Price controls are controls that governments (or other authorities) put in place to try to influence the outcome of a market. For example, a government may feel that a price is too high and so set a maximum price for the good or service. An example of this may be rent controls - limits on the maximum rent that a landlord can charge for the use of a property.
Alternatively, a government may feel that the market results in a price that is too low and set a minimum price. An example of this occurs with labour markets where equilibrium wages can be very low and governments set a minimum wage. We look at this case in the section - minimum prices.

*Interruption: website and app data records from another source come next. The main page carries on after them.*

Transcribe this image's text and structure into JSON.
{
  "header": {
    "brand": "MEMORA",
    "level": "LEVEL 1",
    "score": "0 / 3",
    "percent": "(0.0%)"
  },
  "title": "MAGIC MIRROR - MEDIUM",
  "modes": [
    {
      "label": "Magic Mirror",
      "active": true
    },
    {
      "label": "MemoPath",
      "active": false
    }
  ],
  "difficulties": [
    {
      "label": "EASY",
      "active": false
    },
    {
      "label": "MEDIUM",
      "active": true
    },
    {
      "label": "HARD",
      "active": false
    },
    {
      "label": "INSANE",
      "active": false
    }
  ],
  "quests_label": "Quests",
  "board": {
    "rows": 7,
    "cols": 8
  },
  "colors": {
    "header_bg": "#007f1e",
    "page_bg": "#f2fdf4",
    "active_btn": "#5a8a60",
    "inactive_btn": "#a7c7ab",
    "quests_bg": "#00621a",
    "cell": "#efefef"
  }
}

Markets can also be very unstable and this may persuade governments to try to intervene to stabilise the markets. This is particularly true with agricultural markets and we look at this situation in the section - intervention in agricultural markets.